The SEO tools in this roundup provide tremendous digital marketing value for businesses, but it’s important not to forget that we’re living in Google’s world under Google’s constantly evolving rules. Oh and don’t forget to check the tracking data on Bing now and again, either. Google’s the king, but the latest ComScore numbers have Bing market share sitting at 22.1 percent.
How To Choose Your SEO Tool Suite
When it comes to finally choosing the SEO tools that suit your organization’s needs, the decision comes back to that concept of gaining tangible ground. It’s about discerning which tools provide the most effective combination of keyword-driven SEO investigation capabilities, and then on top of that the added keyword organization, analysis, recommendations, and other useful functionality to take action on the SEO insights you uncover. If a product is telling you what optimizations need to be made to your website, does it then provide technology to help you make those improvements?

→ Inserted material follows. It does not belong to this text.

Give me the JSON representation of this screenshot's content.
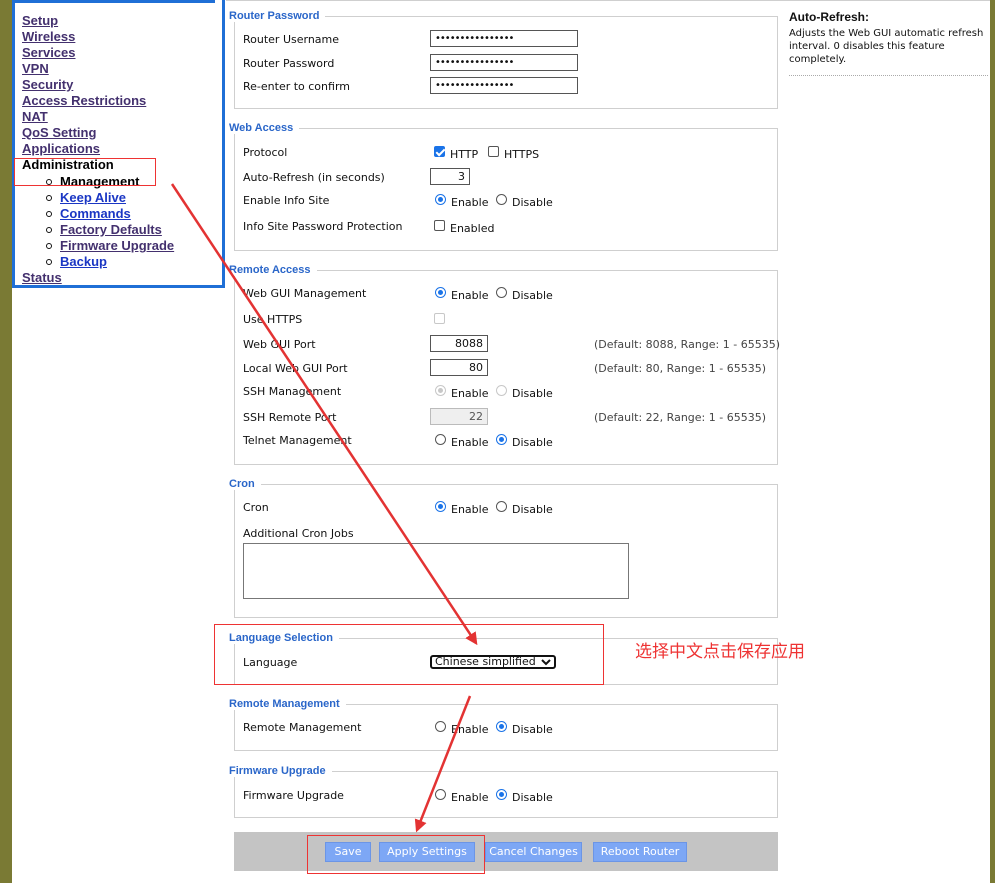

The self-service SEO tools we tested all handle pricing relatively similarly, pricing by month with discounts for annual billing with most SMB-focused plans ranging in the $50-$200 per month range. Depending on how your business plans to use the tools, the way particular products delineate pricing might make more sense. KWFinder.com is the cheapest of the bunch but it’s focused squarely on ad-hoc keyword and Google search results page (SERP) queries, which is why the product sets quotas for keyword lookups per 24 hours at different tiers. Moz and Ahrefs price by campaigns or projects, meaning the number of websites you’re tracking in the dashboard. Most of the tools also cap the number of keyword reports you can run per day. SpyFu prices a bit differently, providing unlimited data access and results but capping the number of sales leads and domain contacts.
For the purposes of our testing, we standardized keyword queries across the five tools. To test the primary ad-hoc keyword search capability with each tool, we ran queries on an identical set of keywords. From there we tested not only the kinds of data and metrics the tool gave, but how it handled keyword management and organization, and what kind of optimization recommendations and suggestions the tool provided.
Enterprise SEO platforms put all of this together—high-volume keyword monitoring with premium features like landing page alignments and optimization recommendations, plus on-demand crawling and ongoing position monitoring—but they’re priced by custom quote. While the top-tier platforms give you features like in-depth keyword expansion and list management, and bells and whistles like SEO recommendations in the form of automated to-do lists, SMBs can’t afford to drop thousands of dollars per month.
The tools we tested in this round of reviews were judged on which do the best job of giving you the research-driven investigation tools to identify SEO opportunities ripe for growth, along with offering enterprise-grade functionality at a reasonable price. Whether one of these optimization tools is an ideal fit for your business, or you end up combining more than one for a potent SEO tool suite, this roundup will help you decide what makes the most sense for you. There’s a wealth of data out there to give your business an edge and boost pages higher and higher in key search results. Make sure you’ve got the right SEO tools in place to seize the opportunities.